(Task details) Your task is to gather the lines below that hold the string "circle".

(Data shown)
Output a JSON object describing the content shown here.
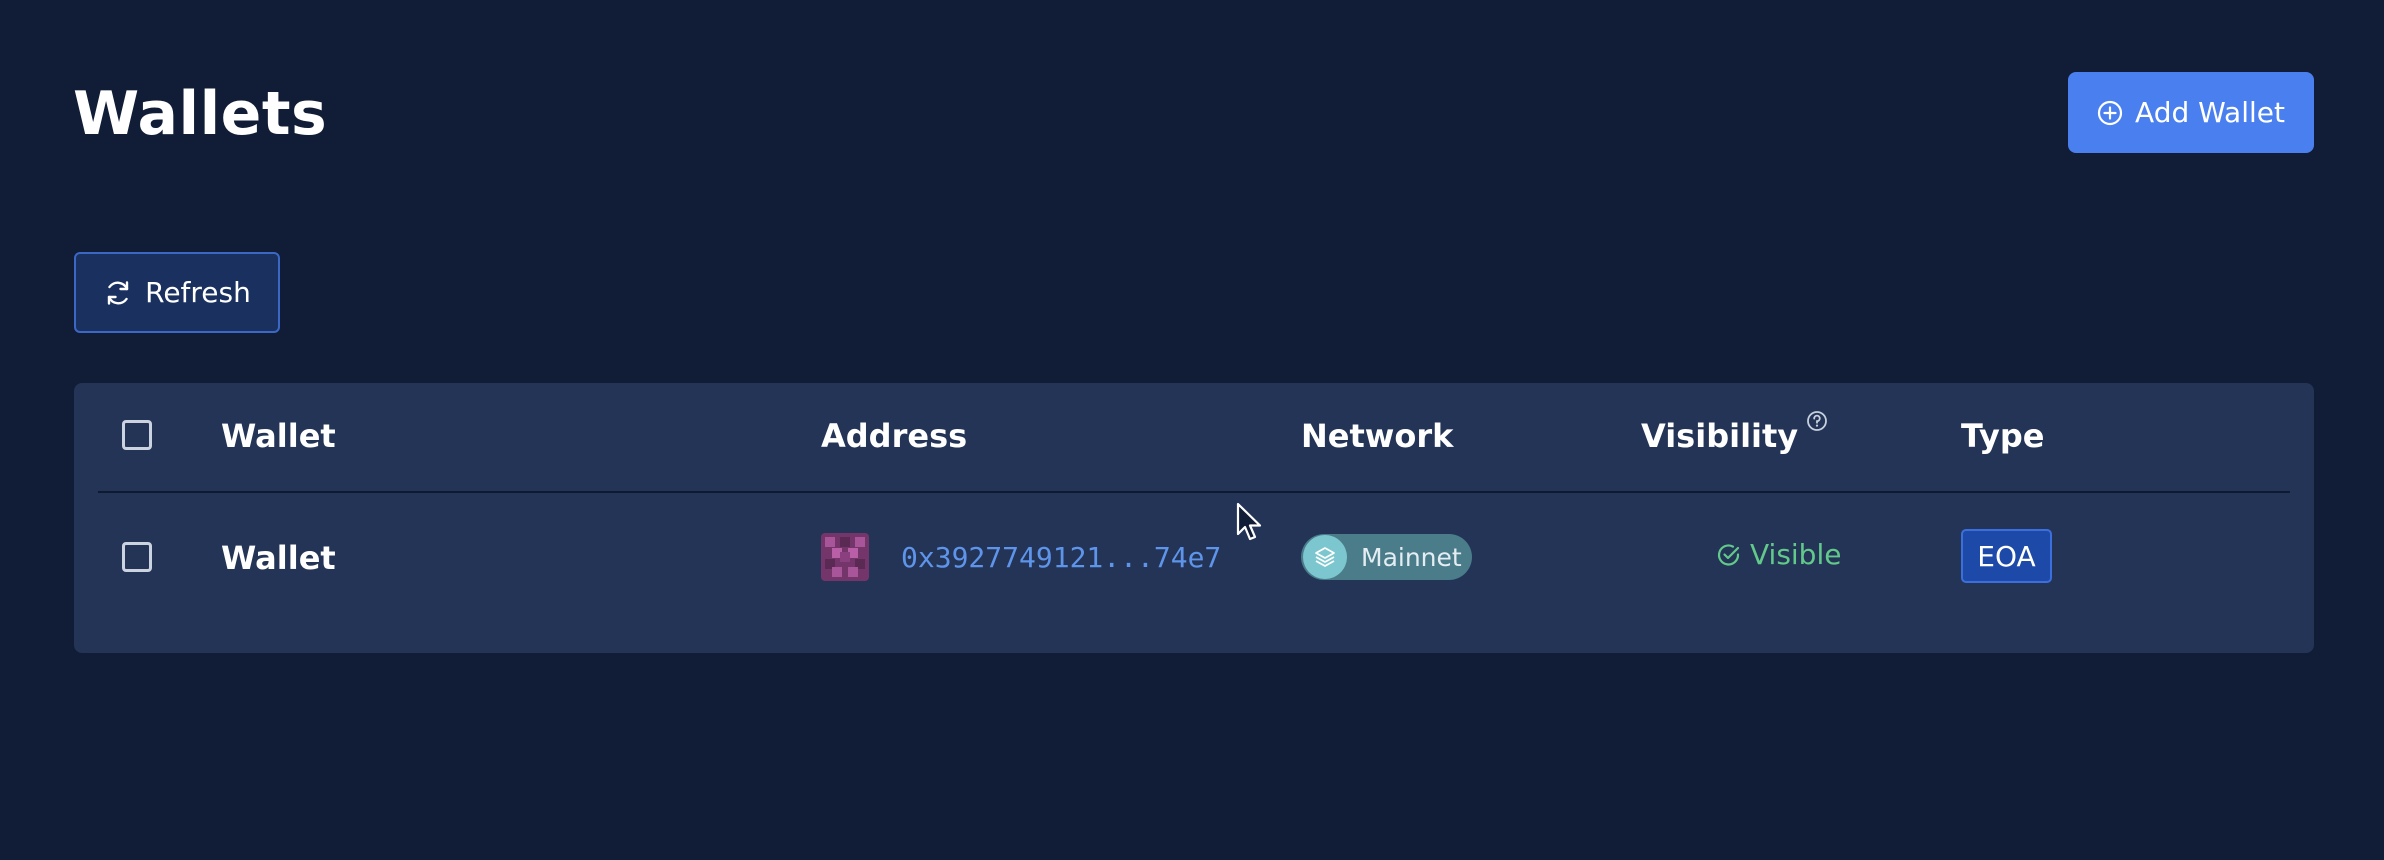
{
  "page": {
    "title": "Wallets"
  },
  "toolbar": {
    "add_wallet_label": "Add Wallet",
    "refresh_label": "Refresh"
  },
  "table": {
    "columns": [
      "Wallet",
      "Address",
      "Network",
      "Visibility",
      "Type"
    ],
    "rows": [
      {
        "wallet": "Wallet",
        "address": "0x3927749121...74e7",
        "network": "Mainnet",
        "visibility": "Visible",
        "type": "EOA"
      }
    ]
  },
  "icons": {
    "add": "plus-circle-icon",
    "refresh": "refresh-icon",
    "help": "question-circle-icon",
    "network": "layers-icon",
    "visible": "check-circle-icon",
    "identicon": "identicon"
  },
  "colors": {
    "background": "#111d36",
    "card": "#233456",
    "primary": "#4a7ff0",
    "address": "#5e95ea",
    "visible": "#62c98b",
    "network_pill": "#4b7c8a"
  }
}
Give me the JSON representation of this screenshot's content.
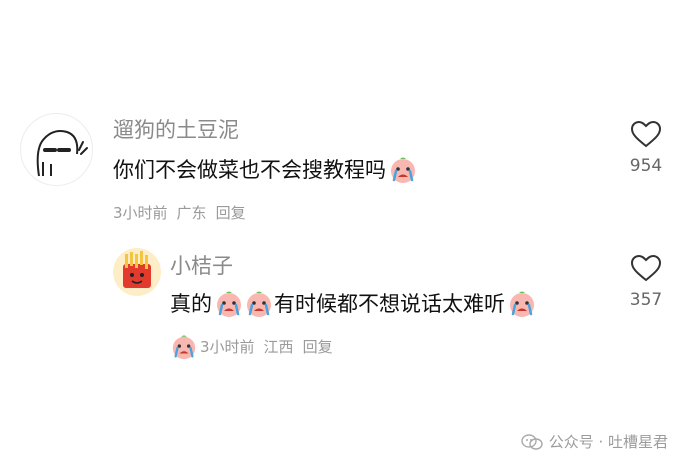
{
  "comments": [
    {
      "username": "遛狗的土豆泥",
      "text": "你们不会做菜也不会搜教程吗",
      "meta": {
        "time": "3小时前",
        "location": "广东",
        "reply": "回复"
      },
      "likes": "954"
    }
  ],
  "reply": {
    "username": "小桔子",
    "text_before": "真的",
    "text_middle": "有时候都不想说话太难听",
    "meta": {
      "time": "3小时前",
      "location": "江西",
      "reply": "回复"
    },
    "likes": "357"
  },
  "watermark": {
    "text": "公众号 · 吐槽星君"
  },
  "icons": [
    "heart-outline-icon",
    "crying-emoji-icon",
    "wechat-logo-icon"
  ],
  "colors": {
    "text": "#111111",
    "username": "#8a8a8a",
    "meta": "#9a9a9a",
    "emoji_face": "#f8b7b0"
  }
}
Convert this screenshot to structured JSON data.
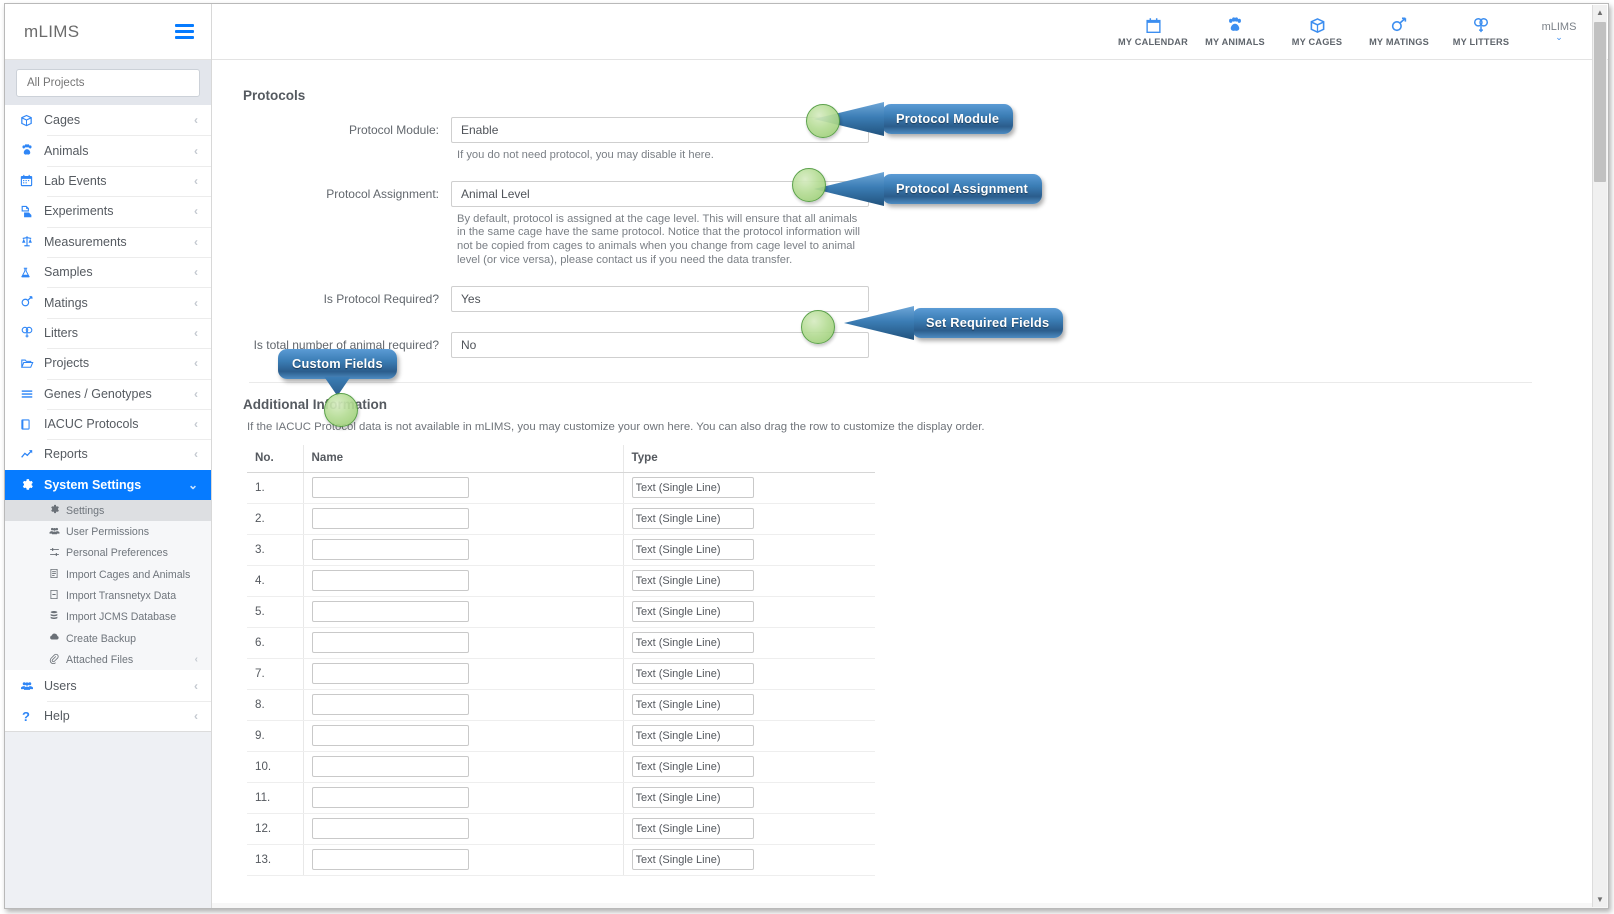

(Your solution)
    "add": "plus-circle-icon",
    "help": "question-circle-icon",
    "visible": "check-circle-icon",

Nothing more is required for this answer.